P.S. We just finished a dinner of left-overs from yesterday's Ukrainian Easter feast at my mom's - Wow! That food is SO good. Why do we only eat that meal once a year? Oh, yeah, because we'd all weigh 500 pounds if we ate like that all the time! Mmmm....

Monday, April 06, 2009

There and Back Again

This weekend, I sunk into a deep depression and am climbing back out today, relieved to be feeling more like my "normal" self emotionally. I've written here before about these occasional bouts of darkness that can swallow me up without warning (The Dark Side, Depression & Obsession, A Life of Contentment with Pockets of Despair). I know from reading your comments and others' blogs that this is perfectly normal for someone with CFS. I also know that for me, these sudden avalanches of despair are mostly bio-chemical, caused by some shift in my brain chemicals that goes along with some crashes. I know this because I never experienced it before CFS and because it is such an abrupt, drastic shift for me.

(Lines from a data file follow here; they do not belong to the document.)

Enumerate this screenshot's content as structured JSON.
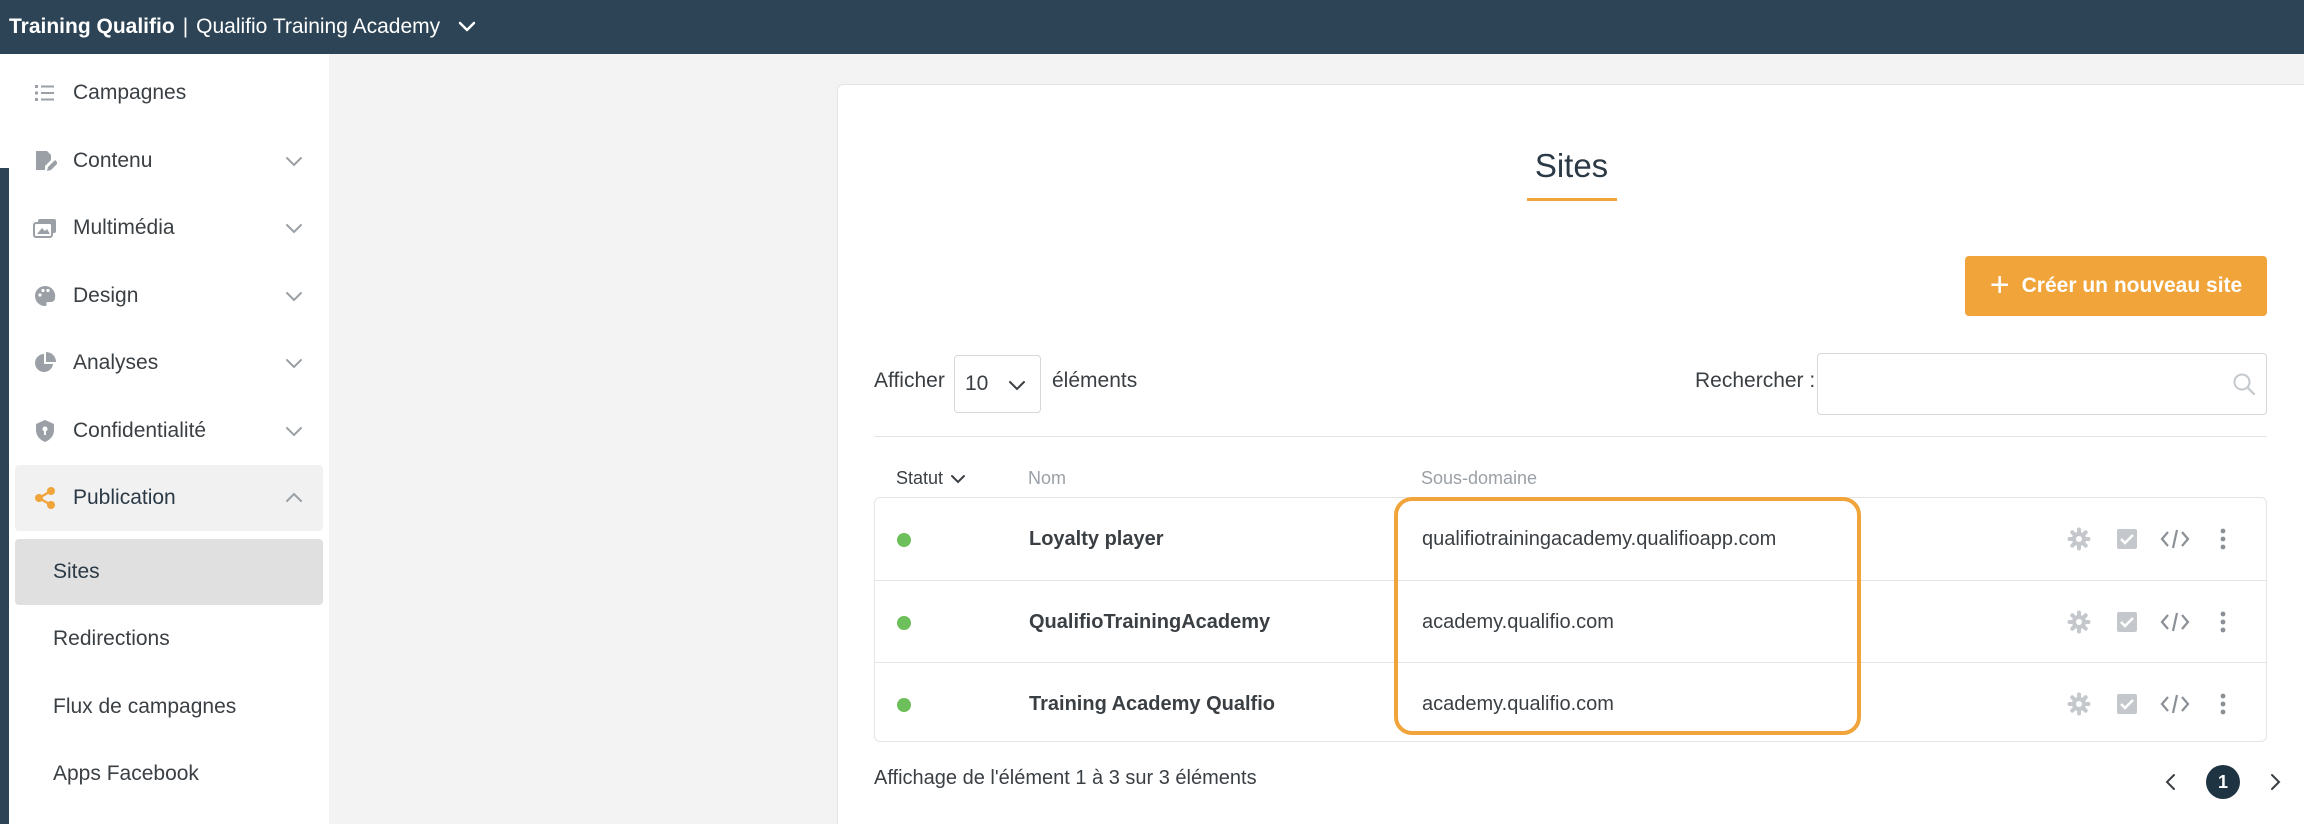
{
  "topbar": {
    "org_name": "Training Qualifio",
    "separator": "|",
    "account_name": "Qualifio Training Academy",
    "chevron_icon": "chevron-down-icon"
  },
  "sidebar": {
    "items": [
      {
        "label": "Campagnes",
        "icon": "list-icon",
        "expandable": false
      },
      {
        "label": "Contenu",
        "icon": "edit-content-icon",
        "expandable": true
      },
      {
        "label": "Multimédia",
        "icon": "images-icon",
        "expandable": true
      },
      {
        "label": "Design",
        "icon": "palette-icon",
        "expandable": true
      },
      {
        "label": "Analyses",
        "icon": "pie-chart-icon",
        "expandable": true
      },
      {
        "label": "Confidentialité",
        "icon": "shield-icon",
        "expandable": true
      },
      {
        "label": "Publication",
        "icon": "share-icon",
        "expandable": true,
        "expanded": true
      }
    ],
    "sub_items": [
      {
        "label": "Sites",
        "selected": true
      },
      {
        "label": "Redirections",
        "selected": false
      },
      {
        "label": "Flux de campagnes",
        "selected": false
      },
      {
        "label": "Apps Facebook",
        "selected": false
      }
    ]
  },
  "main": {
    "title": "Sites",
    "create_button": "Créer un nouveau site",
    "show_label": "Afficher",
    "page_size": "10",
    "elements_label": "éléments",
    "search_label": "Rechercher :",
    "search_value": "",
    "columns": {
      "status": "Statut",
      "name": "Nom",
      "subdomain": "Sous-domaine"
    },
    "rows": [
      {
        "status": "active",
        "name": "Loyalty player",
        "subdomain": "qualifiotrainingacademy.qualifioapp.com"
      },
      {
        "status": "active",
        "name": "QualifioTrainingAcademy",
        "subdomain": "academy.qualifio.com"
      },
      {
        "status": "active",
        "name": "Training Academy Qualfio",
        "subdomain": "academy.qualifio.com"
      }
    ],
    "info": "Affichage de l'élément 1 à 3 sur 3 éléments",
    "current_page": "1"
  },
  "colors": {
    "topbar": "#2c4455",
    "accent": "#f0a43a",
    "status_active": "#6cbf5a",
    "pager_active": "#1e3442"
  }
}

This weekend was typical. I've been sick for weeks now and mostly stuck on the couch. I did have one good day last week - when I posted that I thought my herx was coming to an end - but then I foolishly went shopping and spent all my new energy and crashed again. I kept waiting to feel better because post-exertional crashes don't usually last long for me anymore, but I just kept feeling terrible, with very low stamina. Guess I'm still herxing from the Lyme treatment.

My Dad came to visit for the weekend, and I know I was on my feet too much, cleaning up before he got here and cooking this weekend. I was quite debilitated all weekend and unable to do much of anything, except cook meals (which I shouldn't have been doing!). I started to feel depressed on Saturday afternoon, as I struggled to get dinner ready after my unrefreshing nap, but I managed to hold myself together. By Sunday, I was in a deep well of despair. Ken and my Dad went golfing, and I was baking banana bread for a neighbor going through hard times (yes, I know - I shouldn't have been doing that either!!), and the tears just started rolling down my face. As I cleaned up the kitchen, I was sobbing uncontrollably.

I felt a frantic need to escape, but how can you escape from your own body? I even fantasized about going off by myself for a day or two somewhere, but I realized that would be stupid. Besides the physical exertion, being alone is the last thing I need; loneliness and isolation are a big part of how I was feeling.

I don't know what finally broke the black mood - the Omega-3's I took, the extra-long nap, or taking the boys in the convertible to our local dairy for opening weekend ice cream. Probably it was none of these, and the depression just ran its course.

How can it feel so powerful at the time, when I know it's "just" part of the rollercoaster of CFS? How can I know that it's a biochemical shift in my brain, yet still be so helpless when it hits? I even feel a little silly today, for getting so upset and feeling so despondent. I'm just glad it's over (for now).

Well, I'm still not feeling well, so I better get off the laptop and back to the couch. I'm trying to focus on the mantra I repeat to myself at bedtime on bad days:

Tomorrow will be a better day.